Though shot for less than $200,000 (probably one-eighth of what Quentin Tarantino spent on fake blood alone for Kill Bill Vol. 1), this perceptive comedy about a dysfunctional family's wacky attempt at a Thanksgiving meal demonstrates that if a filmmaker can create characters and a story that draw you in, a movie's look becomes decidedly secondary.
Director-writer Peter Hedges (who wrote 1993's What's Eating Gilbert Grape) toggles between bohemian April's (Holmes) inept efforts at whipping up a holiday meal in her grungy Manhattan digs and the comic adventures of her family while they are driving in from the suburbs. Adding poignancy, April's mother (Clarkson), from whom she has long been estranged, is dying of cancer. Both know this is their last chance to connect before it's too late.
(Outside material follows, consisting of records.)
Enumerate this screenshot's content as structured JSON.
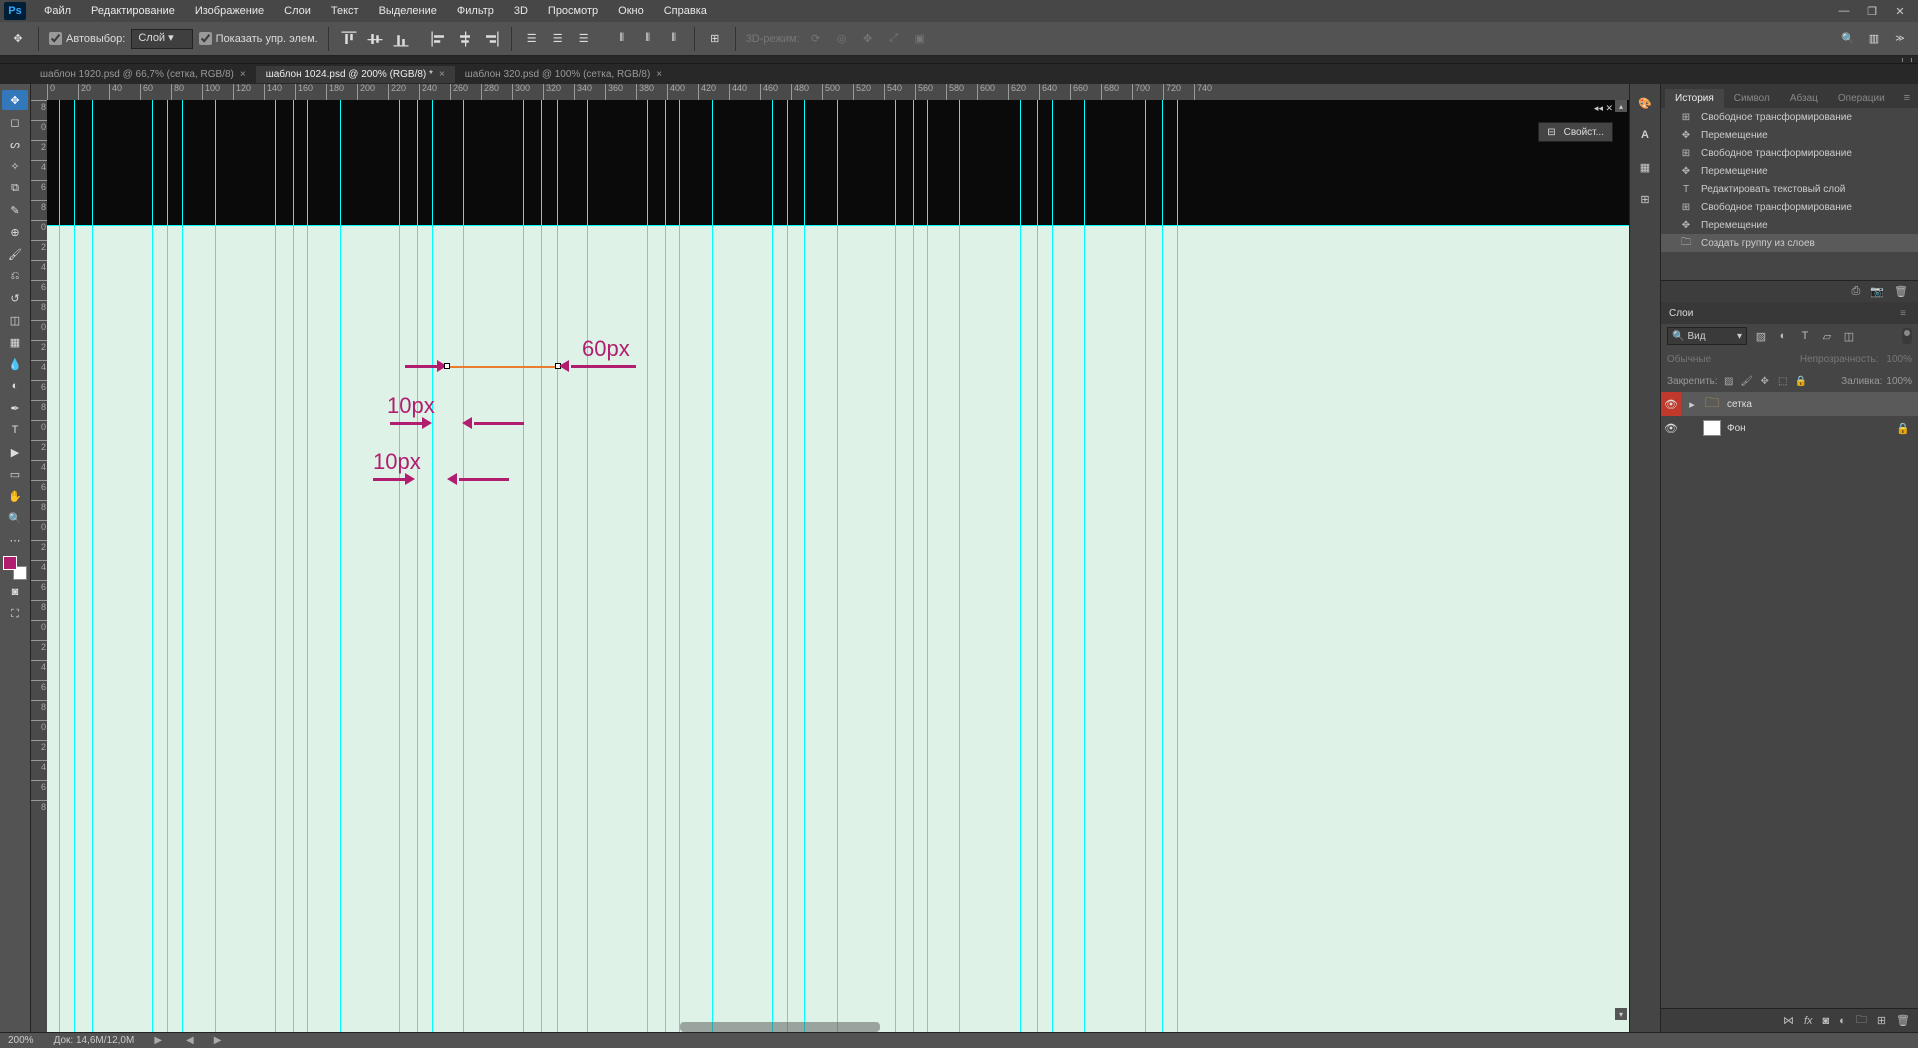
{
  "menu": [
    "Файл",
    "Редактирование",
    "Изображение",
    "Слои",
    "Текст",
    "Выделение",
    "Фильтр",
    "3D",
    "Просмотр",
    "Окно",
    "Справка"
  ],
  "options": {
    "auto_select": "Автовыбор:",
    "layer_mode": "Слой",
    "show_transform": "Показать упр. элем.",
    "mode3d": "3D-режим:"
  },
  "tabs": [
    {
      "label": "шаблон 1920.psd @ 66,7% (сетка, RGB/8)",
      "active": false
    },
    {
      "label": "шаблон 1024.psd @ 200% (RGB/8) *",
      "active": true
    },
    {
      "label": "шаблон 320.psd @ 100% (сетка, RGB/8)",
      "active": false
    }
  ],
  "ruler_h": [
    0,
    20,
    40,
    60,
    80,
    100,
    120,
    140,
    160,
    180,
    200,
    220,
    240,
    260,
    280,
    300,
    320,
    340,
    360,
    380,
    400,
    420,
    440,
    460,
    480,
    500,
    520,
    540,
    560,
    580,
    600,
    620,
    640,
    660,
    680,
    700,
    720,
    740
  ],
  "ruler_v": [
    8,
    0,
    2,
    4,
    6,
    8,
    0,
    2,
    4,
    6,
    8,
    0,
    2,
    4,
    6,
    8,
    0,
    2,
    4,
    6,
    8,
    0,
    2,
    4,
    6,
    8,
    0,
    2,
    4,
    6,
    8,
    0,
    2,
    4,
    6,
    8
  ],
  "annot": {
    "a1": "60px",
    "a2": "10px",
    "a3": "10px"
  },
  "float_panel": "Свойст...",
  "panel_tabs_top": [
    "История",
    "Символ",
    "Абзац",
    "Операции"
  ],
  "history": [
    {
      "icon": "transform",
      "label": "Свободное трансформирование"
    },
    {
      "icon": "move",
      "label": "Перемещение"
    },
    {
      "icon": "transform",
      "label": "Свободное трансформирование"
    },
    {
      "icon": "move",
      "label": "Перемещение"
    },
    {
      "icon": "text",
      "label": "Редактировать текстовый слой"
    },
    {
      "icon": "transform",
      "label": "Свободное трансформирование"
    },
    {
      "icon": "move",
      "label": "Перемещение"
    },
    {
      "icon": "group",
      "label": "Создать группу из слоев",
      "sel": true
    }
  ],
  "layers_tab": "Слои",
  "layers_filter_label": "Вид",
  "blend": {
    "mode": "Обычные",
    "opacity_l": "Непрозрачность:",
    "opacity_v": "100%",
    "lock_l": "Закрепить:",
    "fill_l": "Заливка:",
    "fill_v": "100%"
  },
  "layers": [
    {
      "kind": "group",
      "name": "сетка",
      "eye": true,
      "eye_red": true,
      "sel": true
    },
    {
      "kind": "bg",
      "name": "Фон",
      "eye": true,
      "locked": true
    }
  ],
  "status": {
    "zoom": "200%",
    "doc": "Док: 14,6M/12,0M"
  }
}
Holmes and castmates are swell, but Clarkson is sublime. She conveys the dark humor and heartbreak of one who knows only too well that her time is near. (PG-13)